Tag Archives: Italian cuisine
Daughter Miriam is coming over to work on an article with her mother. She is on a soft food diet for her TMJ and is suffering from an illness that prevents her from eating anything in the leek family. Her sister, Eilene, just had a dental implant, so she is on a soft food diet as well.
I cannot claim this recipe as my own. Miriam brought me some Aceto Balsamico Tradizionale di Reggio Emilia when she came back from Italy. I was under strict instructions never to use this vinegar in a salad dressing. The Acetaria San Giacomo’s website had photos to show off their products and one was of raspberries with vinegar and a light dusting of powdered sugar. This was clearly an acceptable use of “the good stuff.”
I had bought some Ciliegine Fresh Mozzarella—one inch balls of cheese—for my Italian Salad Bar. In the rush to get out the door to deliver it, I forgot to take them out of the refrigerator. Trying to think what to use them for, I remembered that caprese salad is one of Jan’s favorites.
Many European countries have some variation of hunter’s chicken: the Italian pollo alla cacciatore, the French poulet chasseur and coq au vin, and the German hühnchen nach jägerart. The general idea of this dish is that you make it with the ingredients that a hunter would have on hand while out in the woods. Many modern versions include tomatoes and are served over pasta.
I am making chicken cacciatore and rustic bread for Sunday dinner. I wanted a hot veg to go with these dishes. It has been a while since I made steamed artichokes.

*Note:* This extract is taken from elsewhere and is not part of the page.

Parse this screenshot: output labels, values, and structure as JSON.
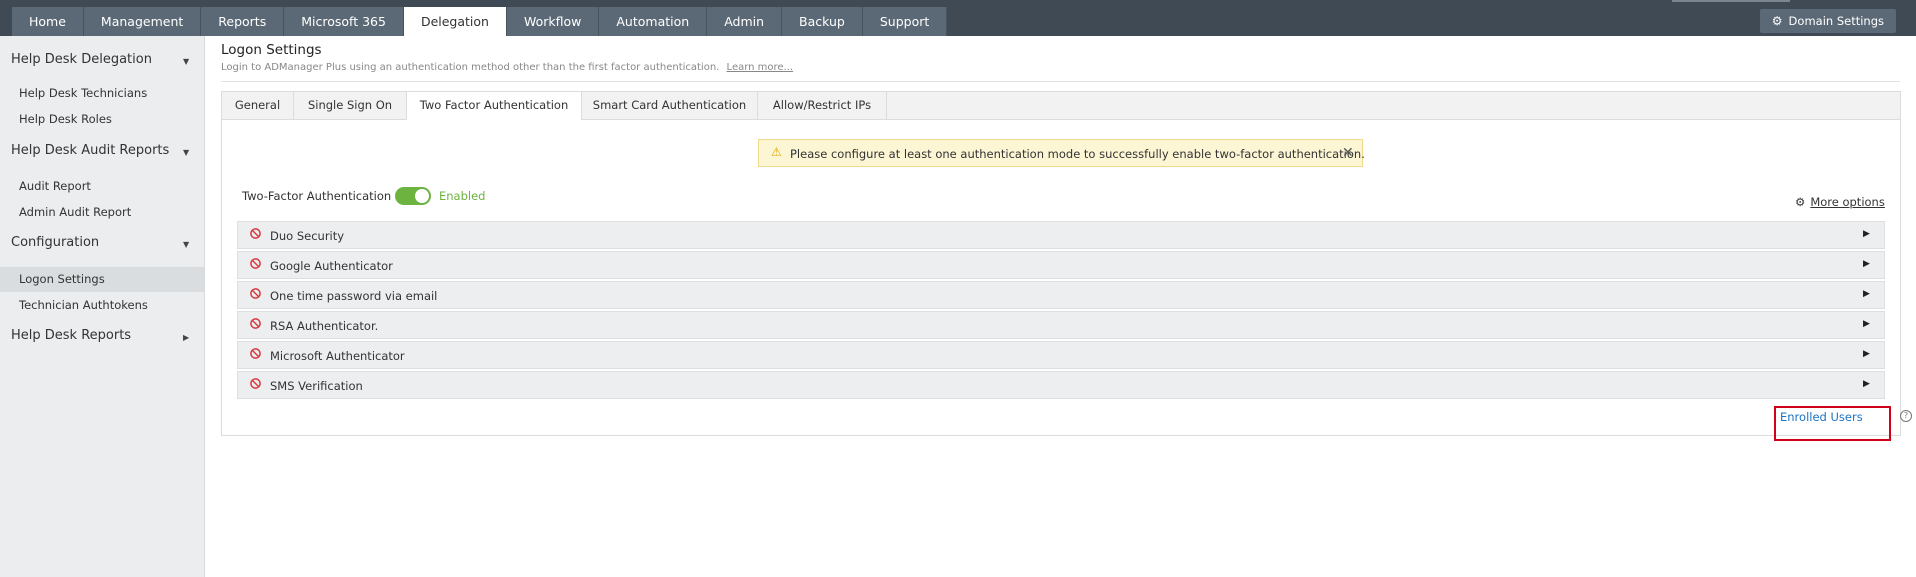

I am making a chicken cacciatore for Sunday dinner and I wanted fresh bread to go with it. While I have made white bread and other baked goods many times, I have never ventured into crusty bread territory. Bread is simply a mixture of flour, water and some kind of leaven, but the results can vary widely depending of the differences in handling—both before and during baking—and with the addition of a variety of ingredients.